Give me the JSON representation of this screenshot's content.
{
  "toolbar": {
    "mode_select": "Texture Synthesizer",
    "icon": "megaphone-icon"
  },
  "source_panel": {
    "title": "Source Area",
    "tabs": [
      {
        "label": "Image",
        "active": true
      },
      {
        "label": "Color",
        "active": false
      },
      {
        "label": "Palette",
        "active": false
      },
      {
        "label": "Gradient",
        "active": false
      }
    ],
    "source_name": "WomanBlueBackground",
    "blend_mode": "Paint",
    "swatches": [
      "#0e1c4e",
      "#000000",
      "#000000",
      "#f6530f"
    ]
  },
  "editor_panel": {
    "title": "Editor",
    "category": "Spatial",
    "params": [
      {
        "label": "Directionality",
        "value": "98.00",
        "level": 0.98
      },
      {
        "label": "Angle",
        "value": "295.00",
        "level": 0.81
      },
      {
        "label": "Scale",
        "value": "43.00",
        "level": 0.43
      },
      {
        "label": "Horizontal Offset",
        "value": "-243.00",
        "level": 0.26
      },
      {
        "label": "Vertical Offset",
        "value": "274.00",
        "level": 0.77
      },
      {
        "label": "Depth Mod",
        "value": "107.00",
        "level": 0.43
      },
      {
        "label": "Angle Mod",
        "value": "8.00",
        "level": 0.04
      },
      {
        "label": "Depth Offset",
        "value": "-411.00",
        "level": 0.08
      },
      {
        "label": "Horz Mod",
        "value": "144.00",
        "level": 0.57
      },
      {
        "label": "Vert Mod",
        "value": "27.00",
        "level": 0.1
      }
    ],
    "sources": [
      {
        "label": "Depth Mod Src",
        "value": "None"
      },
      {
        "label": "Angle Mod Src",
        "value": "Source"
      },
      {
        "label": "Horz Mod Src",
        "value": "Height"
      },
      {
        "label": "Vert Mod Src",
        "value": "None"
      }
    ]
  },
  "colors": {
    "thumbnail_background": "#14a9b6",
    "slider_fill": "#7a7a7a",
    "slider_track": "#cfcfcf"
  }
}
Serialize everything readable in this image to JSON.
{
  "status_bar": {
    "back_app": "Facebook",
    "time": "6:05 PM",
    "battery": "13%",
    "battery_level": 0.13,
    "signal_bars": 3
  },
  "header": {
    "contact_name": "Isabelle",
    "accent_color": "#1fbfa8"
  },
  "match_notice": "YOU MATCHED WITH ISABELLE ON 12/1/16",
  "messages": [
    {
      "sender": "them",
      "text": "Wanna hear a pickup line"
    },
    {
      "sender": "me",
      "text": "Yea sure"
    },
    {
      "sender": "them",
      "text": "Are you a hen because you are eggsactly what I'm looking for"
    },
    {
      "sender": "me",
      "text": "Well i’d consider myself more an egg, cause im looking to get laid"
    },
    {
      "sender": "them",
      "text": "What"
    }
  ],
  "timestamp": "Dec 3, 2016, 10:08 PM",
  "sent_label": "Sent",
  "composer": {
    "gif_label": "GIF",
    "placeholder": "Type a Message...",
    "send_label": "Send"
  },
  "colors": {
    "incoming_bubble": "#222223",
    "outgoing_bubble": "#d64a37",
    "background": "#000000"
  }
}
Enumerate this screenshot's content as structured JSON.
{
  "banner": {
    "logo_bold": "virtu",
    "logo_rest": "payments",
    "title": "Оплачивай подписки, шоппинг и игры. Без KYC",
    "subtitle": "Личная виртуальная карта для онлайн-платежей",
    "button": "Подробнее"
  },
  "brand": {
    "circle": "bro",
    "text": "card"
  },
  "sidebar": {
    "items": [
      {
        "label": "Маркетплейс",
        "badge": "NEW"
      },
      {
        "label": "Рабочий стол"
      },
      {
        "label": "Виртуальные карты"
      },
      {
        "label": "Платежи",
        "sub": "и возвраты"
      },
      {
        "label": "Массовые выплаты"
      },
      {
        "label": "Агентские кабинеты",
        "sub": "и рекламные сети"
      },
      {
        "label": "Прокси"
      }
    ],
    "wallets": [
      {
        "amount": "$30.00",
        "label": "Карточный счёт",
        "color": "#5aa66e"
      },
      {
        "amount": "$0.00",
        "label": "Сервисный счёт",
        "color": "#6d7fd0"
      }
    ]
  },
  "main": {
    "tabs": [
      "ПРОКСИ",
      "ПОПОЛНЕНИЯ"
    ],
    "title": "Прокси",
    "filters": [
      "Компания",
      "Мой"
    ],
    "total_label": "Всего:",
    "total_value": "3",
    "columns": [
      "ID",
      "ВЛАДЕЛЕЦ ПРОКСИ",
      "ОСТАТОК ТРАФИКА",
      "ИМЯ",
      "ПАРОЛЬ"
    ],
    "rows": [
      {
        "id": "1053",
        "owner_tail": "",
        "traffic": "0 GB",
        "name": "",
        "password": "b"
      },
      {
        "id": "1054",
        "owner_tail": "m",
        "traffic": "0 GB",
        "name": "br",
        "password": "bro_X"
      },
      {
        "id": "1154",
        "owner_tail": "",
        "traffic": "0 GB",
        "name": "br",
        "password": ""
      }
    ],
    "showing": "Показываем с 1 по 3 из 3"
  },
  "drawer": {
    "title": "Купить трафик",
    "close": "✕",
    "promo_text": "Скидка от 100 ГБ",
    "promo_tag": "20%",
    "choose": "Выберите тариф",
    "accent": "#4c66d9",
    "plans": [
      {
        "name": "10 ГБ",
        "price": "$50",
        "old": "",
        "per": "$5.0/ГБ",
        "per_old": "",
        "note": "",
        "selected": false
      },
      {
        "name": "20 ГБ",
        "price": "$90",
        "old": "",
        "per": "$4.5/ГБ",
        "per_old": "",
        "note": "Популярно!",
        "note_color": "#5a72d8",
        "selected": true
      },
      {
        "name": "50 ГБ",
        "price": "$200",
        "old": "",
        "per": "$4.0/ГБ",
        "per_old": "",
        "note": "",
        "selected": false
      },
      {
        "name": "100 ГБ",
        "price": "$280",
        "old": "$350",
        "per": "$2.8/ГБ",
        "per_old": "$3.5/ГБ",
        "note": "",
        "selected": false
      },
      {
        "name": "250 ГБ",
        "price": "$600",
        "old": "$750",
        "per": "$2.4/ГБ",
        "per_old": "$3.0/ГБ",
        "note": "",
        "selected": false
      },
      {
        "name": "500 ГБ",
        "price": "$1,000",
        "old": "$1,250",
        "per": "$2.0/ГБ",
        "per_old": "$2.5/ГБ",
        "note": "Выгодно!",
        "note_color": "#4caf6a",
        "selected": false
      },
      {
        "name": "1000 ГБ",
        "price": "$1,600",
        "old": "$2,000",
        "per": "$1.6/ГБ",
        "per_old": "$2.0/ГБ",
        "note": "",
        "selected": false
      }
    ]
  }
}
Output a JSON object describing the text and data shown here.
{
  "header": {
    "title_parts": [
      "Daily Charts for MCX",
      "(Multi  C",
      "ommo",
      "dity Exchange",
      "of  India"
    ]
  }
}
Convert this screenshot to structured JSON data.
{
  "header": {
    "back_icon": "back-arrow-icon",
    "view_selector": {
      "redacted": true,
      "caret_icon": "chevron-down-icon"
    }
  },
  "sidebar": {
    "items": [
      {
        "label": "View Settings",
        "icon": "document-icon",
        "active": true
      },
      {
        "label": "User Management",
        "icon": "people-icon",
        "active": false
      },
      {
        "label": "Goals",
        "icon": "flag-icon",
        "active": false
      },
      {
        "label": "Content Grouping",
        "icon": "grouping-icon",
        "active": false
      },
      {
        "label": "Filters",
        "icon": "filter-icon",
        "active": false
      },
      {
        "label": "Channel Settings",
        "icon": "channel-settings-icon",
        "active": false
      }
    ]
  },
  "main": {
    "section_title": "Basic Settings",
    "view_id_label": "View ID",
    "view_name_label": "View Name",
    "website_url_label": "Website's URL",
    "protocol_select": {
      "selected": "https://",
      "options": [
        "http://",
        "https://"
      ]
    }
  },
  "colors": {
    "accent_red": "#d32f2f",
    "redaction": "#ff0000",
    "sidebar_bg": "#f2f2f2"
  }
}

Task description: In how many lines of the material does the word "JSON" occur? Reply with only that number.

Output: 5